## [About this exercise]
Read the records below and report each line in which "replacement" occurs.

## [Data about app and page elements]
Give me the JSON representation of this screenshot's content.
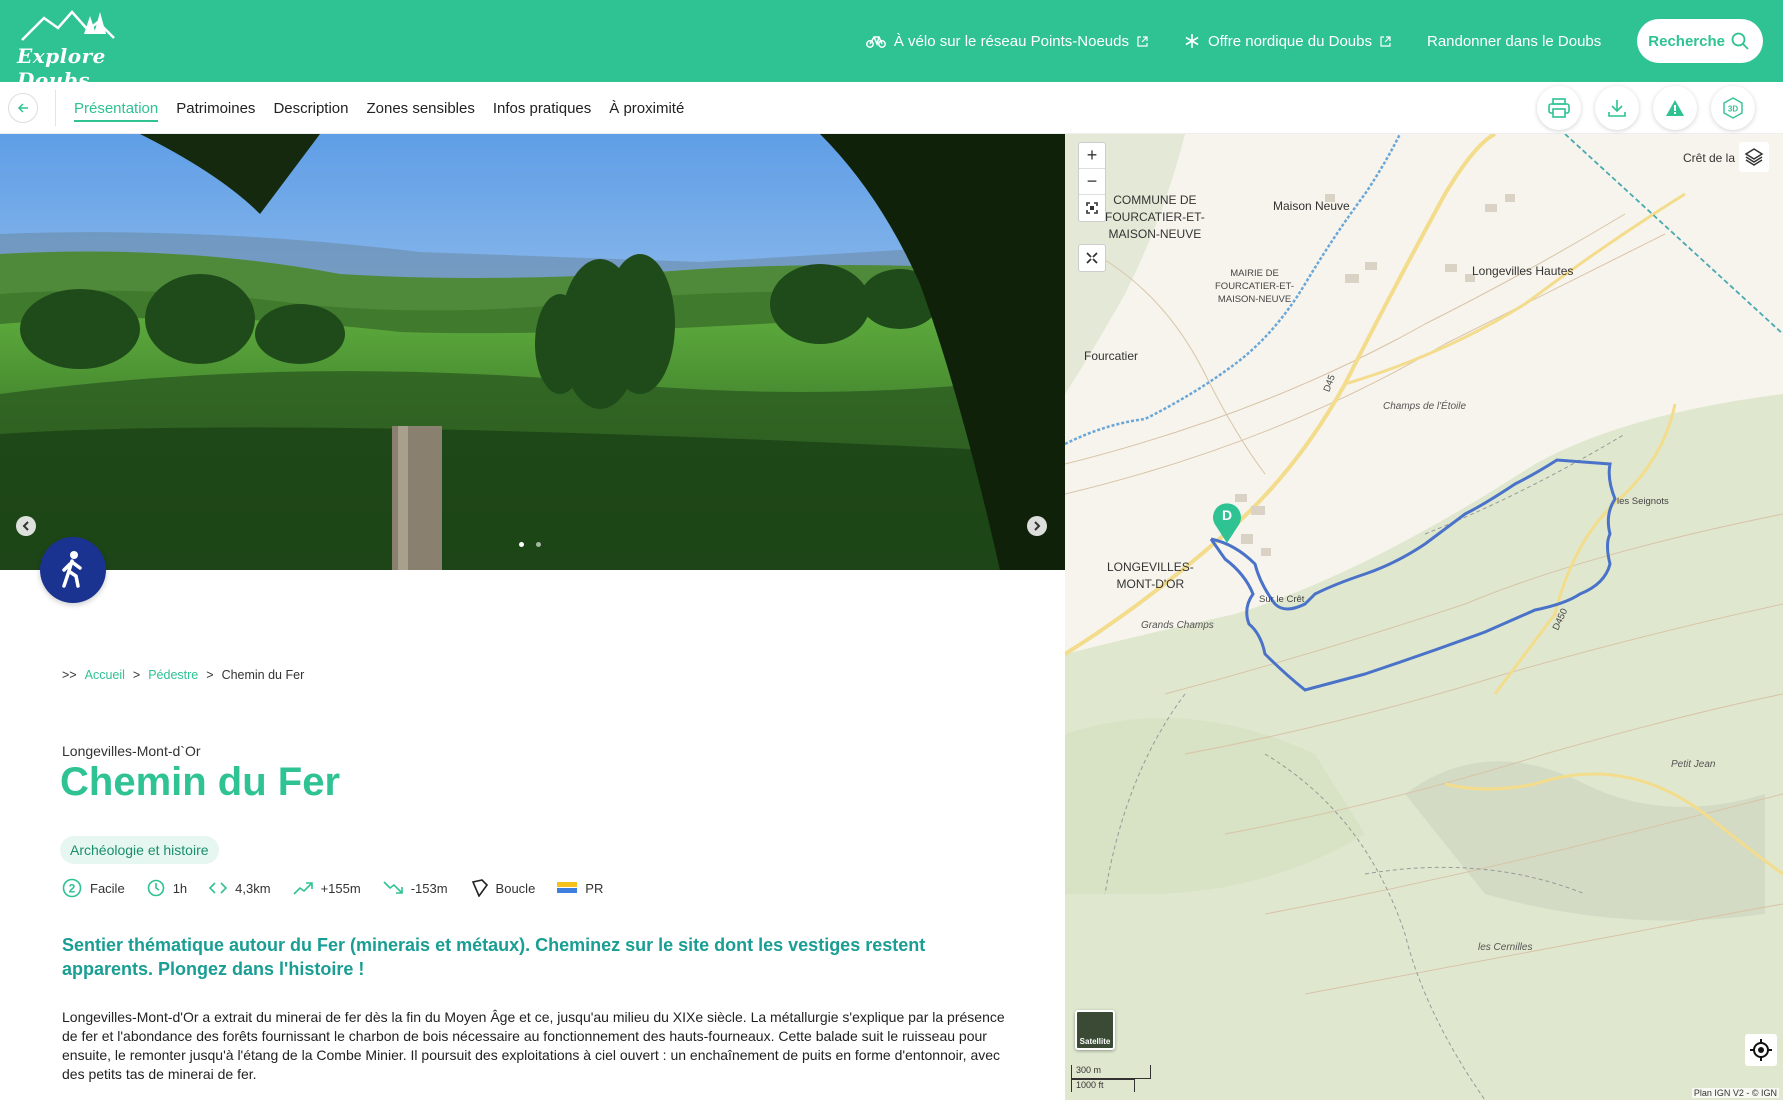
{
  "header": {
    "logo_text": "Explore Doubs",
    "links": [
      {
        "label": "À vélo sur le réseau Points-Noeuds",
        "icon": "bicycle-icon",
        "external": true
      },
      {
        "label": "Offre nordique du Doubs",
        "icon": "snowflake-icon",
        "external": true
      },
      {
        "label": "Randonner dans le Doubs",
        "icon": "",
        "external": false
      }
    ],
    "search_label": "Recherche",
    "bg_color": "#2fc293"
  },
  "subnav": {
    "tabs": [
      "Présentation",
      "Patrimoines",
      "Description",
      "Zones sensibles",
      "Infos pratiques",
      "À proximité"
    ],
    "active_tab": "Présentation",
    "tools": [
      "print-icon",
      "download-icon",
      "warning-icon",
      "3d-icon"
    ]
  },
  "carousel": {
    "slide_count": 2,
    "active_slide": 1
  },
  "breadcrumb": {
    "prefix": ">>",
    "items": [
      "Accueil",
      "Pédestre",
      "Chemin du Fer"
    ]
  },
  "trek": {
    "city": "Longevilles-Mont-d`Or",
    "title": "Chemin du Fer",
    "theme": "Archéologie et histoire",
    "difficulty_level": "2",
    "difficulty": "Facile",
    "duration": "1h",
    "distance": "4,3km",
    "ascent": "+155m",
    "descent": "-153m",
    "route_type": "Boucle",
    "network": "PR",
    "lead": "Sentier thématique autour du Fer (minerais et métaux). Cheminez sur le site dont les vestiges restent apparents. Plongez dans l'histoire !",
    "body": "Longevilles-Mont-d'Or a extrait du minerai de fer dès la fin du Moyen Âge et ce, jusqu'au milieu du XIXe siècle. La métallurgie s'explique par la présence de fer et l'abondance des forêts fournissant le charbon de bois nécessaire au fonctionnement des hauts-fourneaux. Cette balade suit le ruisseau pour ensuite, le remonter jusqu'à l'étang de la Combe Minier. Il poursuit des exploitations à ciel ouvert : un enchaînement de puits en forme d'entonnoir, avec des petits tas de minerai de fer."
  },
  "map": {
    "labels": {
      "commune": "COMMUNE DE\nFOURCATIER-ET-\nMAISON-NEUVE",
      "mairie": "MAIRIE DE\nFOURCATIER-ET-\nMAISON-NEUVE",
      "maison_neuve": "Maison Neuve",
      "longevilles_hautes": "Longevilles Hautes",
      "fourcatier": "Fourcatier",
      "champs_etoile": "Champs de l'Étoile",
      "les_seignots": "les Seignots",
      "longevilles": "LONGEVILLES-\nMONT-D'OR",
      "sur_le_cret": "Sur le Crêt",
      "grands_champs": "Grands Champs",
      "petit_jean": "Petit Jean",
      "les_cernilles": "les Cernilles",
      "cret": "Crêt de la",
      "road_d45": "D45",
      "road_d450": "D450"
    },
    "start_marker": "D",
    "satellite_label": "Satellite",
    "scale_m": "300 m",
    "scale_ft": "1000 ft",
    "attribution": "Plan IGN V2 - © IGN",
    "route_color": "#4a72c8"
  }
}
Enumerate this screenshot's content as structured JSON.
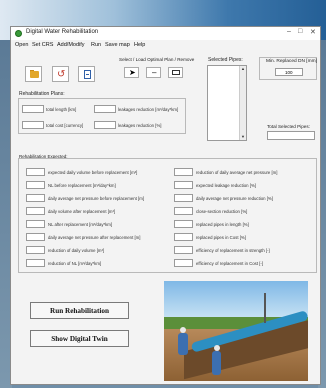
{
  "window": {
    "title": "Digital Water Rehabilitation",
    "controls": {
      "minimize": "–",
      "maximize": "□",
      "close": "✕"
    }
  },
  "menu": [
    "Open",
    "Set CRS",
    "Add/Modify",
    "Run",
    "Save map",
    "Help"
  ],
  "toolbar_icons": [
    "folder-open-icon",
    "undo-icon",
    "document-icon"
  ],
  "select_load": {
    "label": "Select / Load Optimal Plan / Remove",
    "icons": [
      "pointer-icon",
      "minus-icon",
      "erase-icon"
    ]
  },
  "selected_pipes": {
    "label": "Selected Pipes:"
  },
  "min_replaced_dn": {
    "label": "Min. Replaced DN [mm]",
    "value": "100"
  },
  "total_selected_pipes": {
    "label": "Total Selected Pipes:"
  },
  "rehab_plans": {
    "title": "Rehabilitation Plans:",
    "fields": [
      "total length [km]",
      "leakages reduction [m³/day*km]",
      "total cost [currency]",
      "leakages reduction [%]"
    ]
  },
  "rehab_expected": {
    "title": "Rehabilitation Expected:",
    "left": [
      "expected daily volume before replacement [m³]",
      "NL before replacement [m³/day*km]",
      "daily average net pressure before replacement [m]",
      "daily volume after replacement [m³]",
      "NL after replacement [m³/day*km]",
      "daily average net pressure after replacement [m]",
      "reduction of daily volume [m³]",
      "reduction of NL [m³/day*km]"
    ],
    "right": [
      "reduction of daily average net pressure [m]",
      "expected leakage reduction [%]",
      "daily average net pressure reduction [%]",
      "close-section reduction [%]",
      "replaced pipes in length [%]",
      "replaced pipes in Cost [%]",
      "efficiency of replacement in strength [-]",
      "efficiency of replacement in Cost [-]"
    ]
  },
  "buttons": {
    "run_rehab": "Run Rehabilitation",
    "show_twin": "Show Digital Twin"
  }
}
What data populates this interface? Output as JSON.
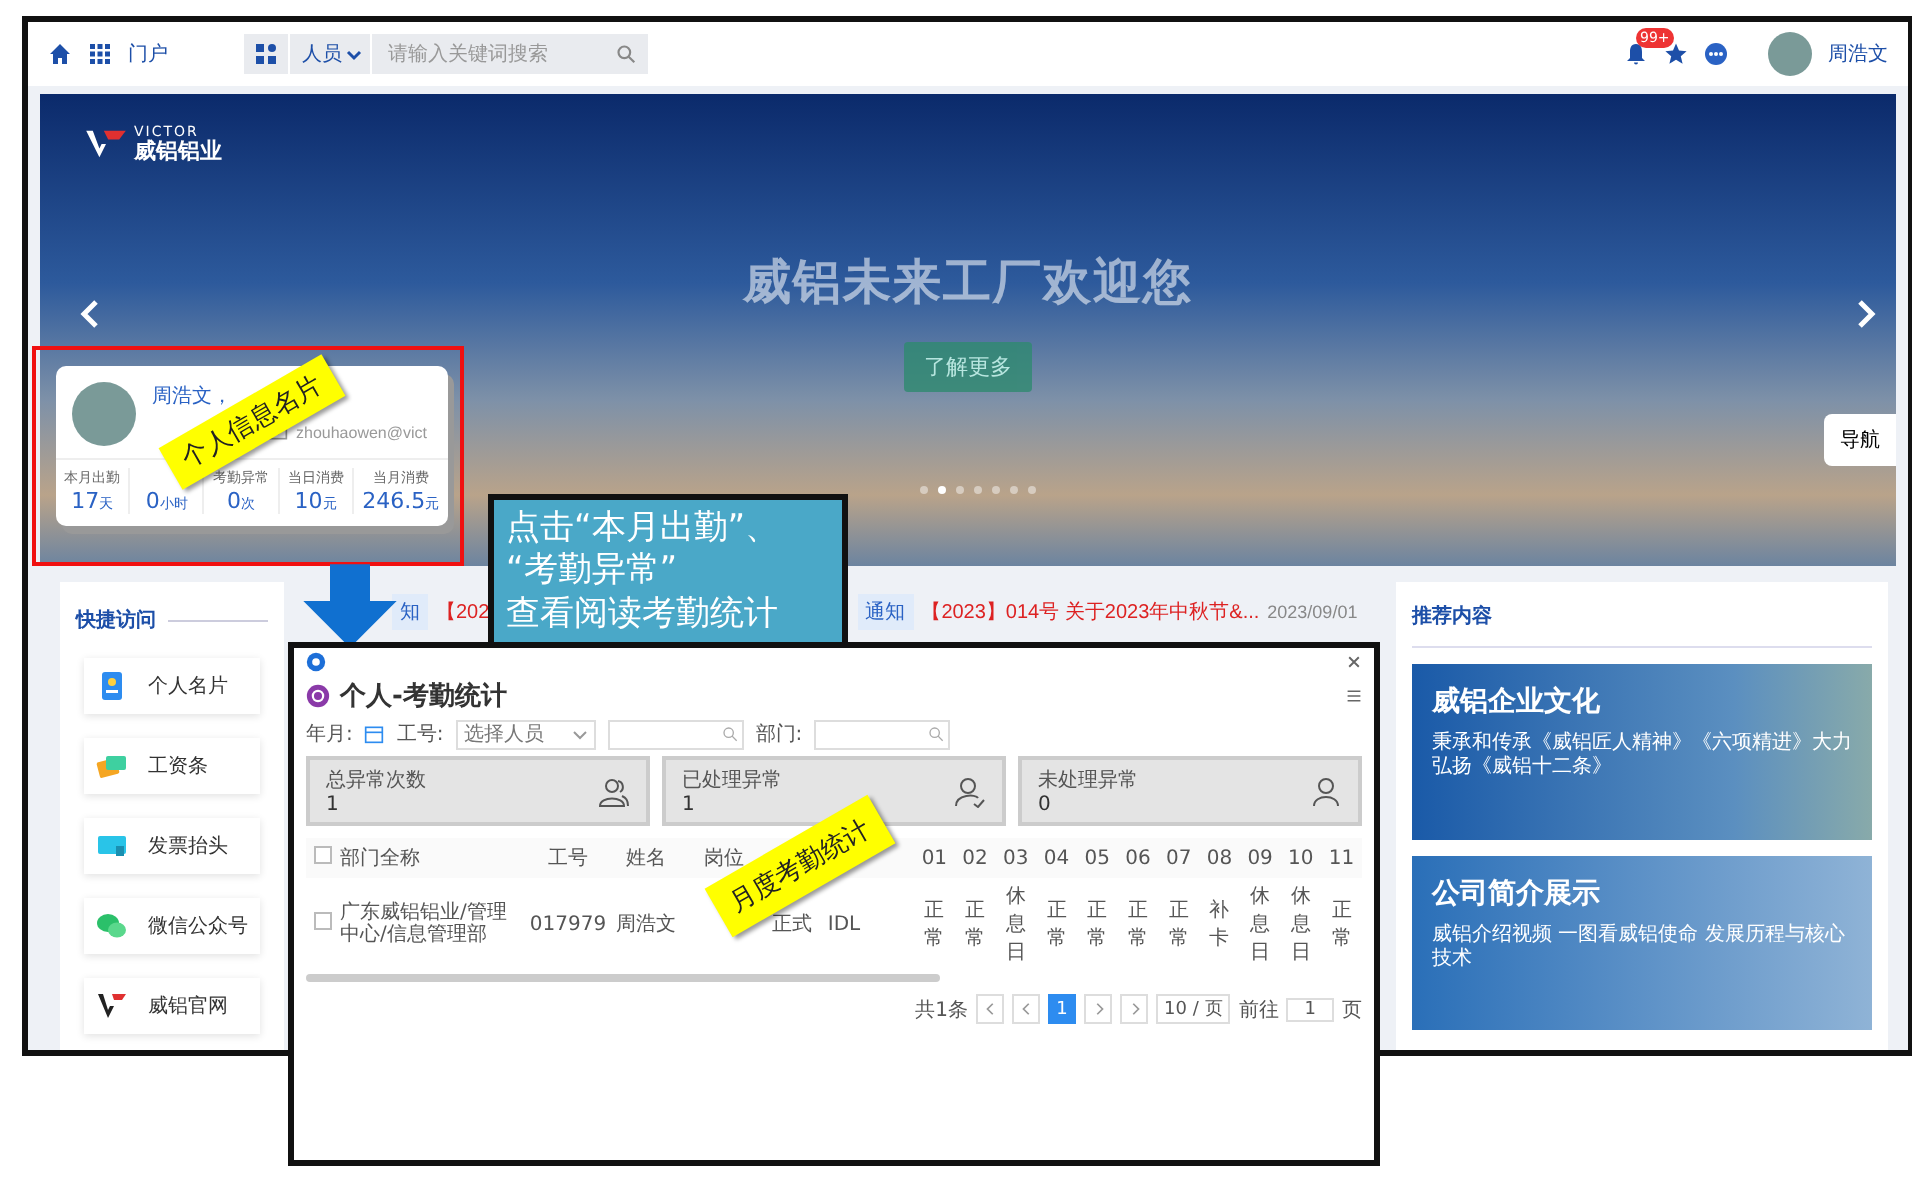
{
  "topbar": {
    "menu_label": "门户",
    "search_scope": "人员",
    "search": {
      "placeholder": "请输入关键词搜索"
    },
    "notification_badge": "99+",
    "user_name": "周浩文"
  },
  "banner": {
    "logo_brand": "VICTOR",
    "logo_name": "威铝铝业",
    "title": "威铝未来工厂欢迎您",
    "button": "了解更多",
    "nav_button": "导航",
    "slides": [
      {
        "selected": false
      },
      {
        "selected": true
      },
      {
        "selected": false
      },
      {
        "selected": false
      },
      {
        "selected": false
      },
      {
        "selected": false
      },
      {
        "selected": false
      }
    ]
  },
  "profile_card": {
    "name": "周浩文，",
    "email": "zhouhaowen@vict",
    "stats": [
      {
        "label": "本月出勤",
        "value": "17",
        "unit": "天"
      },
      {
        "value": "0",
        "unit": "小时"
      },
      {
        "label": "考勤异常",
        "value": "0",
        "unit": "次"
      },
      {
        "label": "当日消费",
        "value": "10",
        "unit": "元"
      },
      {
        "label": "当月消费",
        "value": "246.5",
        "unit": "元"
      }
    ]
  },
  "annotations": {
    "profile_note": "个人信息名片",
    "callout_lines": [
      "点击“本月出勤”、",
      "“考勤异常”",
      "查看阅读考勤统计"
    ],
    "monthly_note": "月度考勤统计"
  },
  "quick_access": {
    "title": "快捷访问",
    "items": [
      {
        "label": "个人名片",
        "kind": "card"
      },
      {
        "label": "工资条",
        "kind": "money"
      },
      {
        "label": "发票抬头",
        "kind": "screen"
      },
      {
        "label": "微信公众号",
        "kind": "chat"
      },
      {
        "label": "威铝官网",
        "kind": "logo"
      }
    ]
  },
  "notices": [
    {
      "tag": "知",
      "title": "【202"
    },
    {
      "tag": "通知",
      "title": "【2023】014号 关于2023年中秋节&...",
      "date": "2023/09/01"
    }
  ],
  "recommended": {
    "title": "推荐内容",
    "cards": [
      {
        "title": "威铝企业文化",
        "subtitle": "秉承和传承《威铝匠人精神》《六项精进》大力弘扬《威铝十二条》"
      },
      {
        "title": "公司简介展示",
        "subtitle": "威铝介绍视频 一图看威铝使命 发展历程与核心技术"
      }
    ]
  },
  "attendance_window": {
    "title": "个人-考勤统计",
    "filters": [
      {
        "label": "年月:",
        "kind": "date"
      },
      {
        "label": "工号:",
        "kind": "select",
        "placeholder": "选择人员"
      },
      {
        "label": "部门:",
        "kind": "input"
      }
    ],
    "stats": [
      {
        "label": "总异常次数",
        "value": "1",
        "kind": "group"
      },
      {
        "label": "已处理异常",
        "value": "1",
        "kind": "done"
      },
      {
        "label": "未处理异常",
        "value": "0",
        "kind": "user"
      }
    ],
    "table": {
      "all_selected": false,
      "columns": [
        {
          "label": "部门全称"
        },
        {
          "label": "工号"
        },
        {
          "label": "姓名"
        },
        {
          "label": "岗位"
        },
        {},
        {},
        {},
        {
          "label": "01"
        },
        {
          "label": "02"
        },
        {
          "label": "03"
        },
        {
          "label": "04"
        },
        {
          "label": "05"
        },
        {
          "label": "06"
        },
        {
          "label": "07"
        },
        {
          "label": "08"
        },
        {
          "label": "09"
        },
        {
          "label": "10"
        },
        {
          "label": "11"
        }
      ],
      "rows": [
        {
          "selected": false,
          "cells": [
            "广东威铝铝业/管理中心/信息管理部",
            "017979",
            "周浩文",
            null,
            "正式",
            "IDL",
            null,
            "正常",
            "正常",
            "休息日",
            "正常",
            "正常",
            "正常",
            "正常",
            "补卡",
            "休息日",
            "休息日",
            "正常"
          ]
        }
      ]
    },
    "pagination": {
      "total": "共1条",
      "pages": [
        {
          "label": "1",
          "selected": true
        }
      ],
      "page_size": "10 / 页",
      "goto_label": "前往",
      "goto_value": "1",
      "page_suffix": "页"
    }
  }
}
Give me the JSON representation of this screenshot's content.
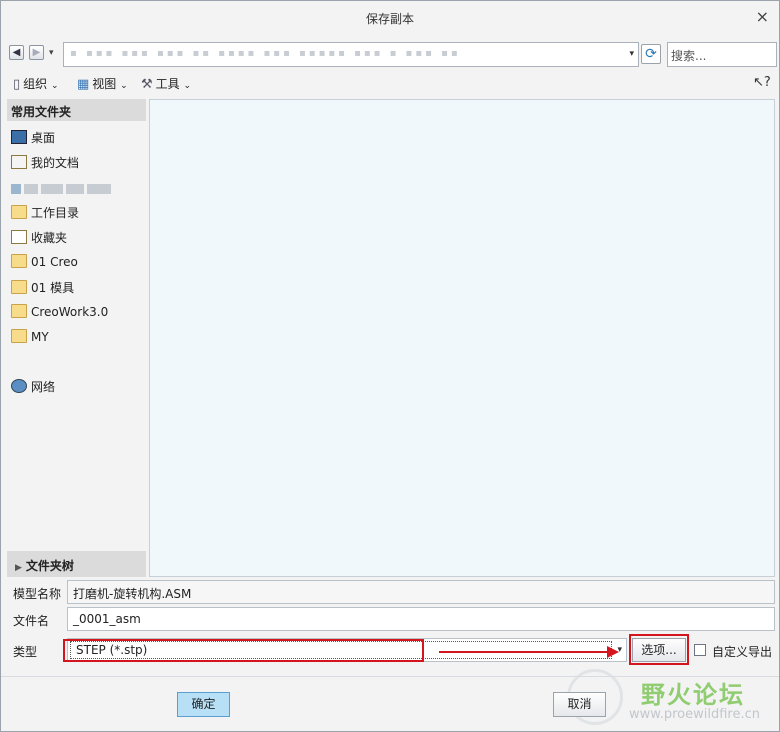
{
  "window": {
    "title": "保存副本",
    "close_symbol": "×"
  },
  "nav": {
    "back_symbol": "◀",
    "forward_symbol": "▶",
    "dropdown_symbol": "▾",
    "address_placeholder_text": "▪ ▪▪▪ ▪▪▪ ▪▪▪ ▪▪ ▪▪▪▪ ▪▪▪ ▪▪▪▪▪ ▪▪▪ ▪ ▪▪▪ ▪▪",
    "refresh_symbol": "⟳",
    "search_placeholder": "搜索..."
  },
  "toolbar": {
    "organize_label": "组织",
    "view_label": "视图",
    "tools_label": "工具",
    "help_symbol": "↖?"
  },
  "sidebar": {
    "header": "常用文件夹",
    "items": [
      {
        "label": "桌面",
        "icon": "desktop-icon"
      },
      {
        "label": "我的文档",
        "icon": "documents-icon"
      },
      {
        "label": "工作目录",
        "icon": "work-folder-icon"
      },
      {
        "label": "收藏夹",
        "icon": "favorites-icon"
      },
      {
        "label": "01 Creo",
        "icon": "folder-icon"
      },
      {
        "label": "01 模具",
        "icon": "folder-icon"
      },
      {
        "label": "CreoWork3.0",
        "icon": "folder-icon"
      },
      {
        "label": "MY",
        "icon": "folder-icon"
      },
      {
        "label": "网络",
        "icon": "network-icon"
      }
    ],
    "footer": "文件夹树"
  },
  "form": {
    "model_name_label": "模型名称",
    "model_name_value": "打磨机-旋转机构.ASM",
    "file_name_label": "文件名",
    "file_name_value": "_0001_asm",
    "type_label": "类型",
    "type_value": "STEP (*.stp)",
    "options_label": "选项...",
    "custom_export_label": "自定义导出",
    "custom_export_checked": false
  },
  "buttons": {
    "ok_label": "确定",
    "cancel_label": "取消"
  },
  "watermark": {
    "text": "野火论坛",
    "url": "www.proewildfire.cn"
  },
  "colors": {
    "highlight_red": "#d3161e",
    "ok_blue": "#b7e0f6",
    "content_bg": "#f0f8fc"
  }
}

## [Response box]
      "expected daily volume before replacement [m³]",
      "NL before replacement [m³/day*km]",
      "daily average net pressure before replacement [m]",
      "daily volume after replacement [m³]",
      "NL after replacement [m³/day*km]",
      "daily average net pressure after replacement [m]",
      "efficiency of replacement in strength [-]",
      "efficiency of replacement in Cost [-]"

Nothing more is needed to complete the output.